= BRIEF =
Within the listing, how many lines include "click"? Please answer with a bare number.

════

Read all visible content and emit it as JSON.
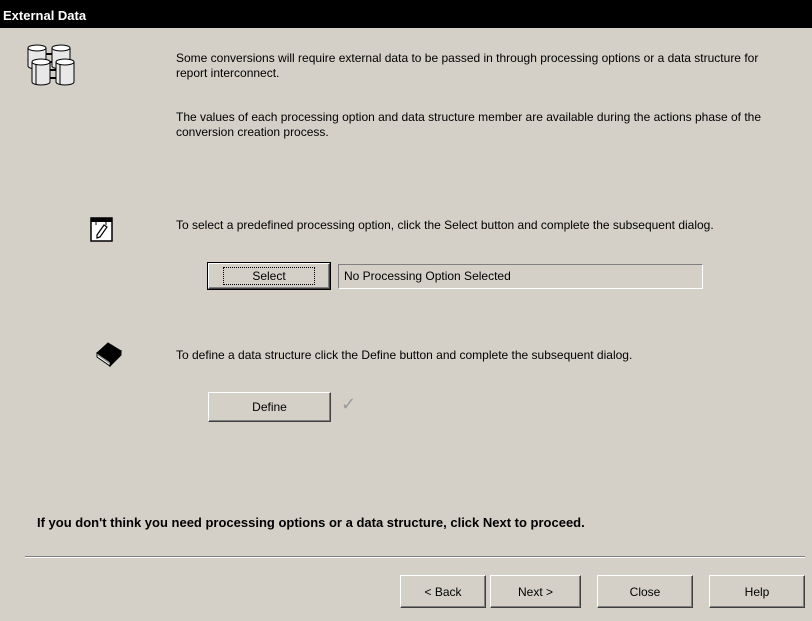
{
  "window": {
    "title": "External Data"
  },
  "intro": {
    "paragraph1": "Some conversions will require external data to be passed in through processing options or a data structure for report interconnect.",
    "paragraph2": "The values of each processing option and data structure member are available during the actions phase of the conversion creation process."
  },
  "processing_option": {
    "instruction": "To select a predefined processing option, click the Select button and complete the subsequent dialog.",
    "select_button_label": "Select",
    "status_value": "No Processing Option Selected"
  },
  "data_structure": {
    "instruction": "To define a data structure click the Define button and complete the subsequent dialog.",
    "define_button_label": "Define",
    "status_icon": "checkmark-icon"
  },
  "footer_note": "If you don't think you need processing options or a data structure, click Next to proceed.",
  "buttons": {
    "back_label": "< Back",
    "next_label": "Next >",
    "close_label": "Close",
    "help_label": "Help"
  }
}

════

= YOUR RESPONSE =
3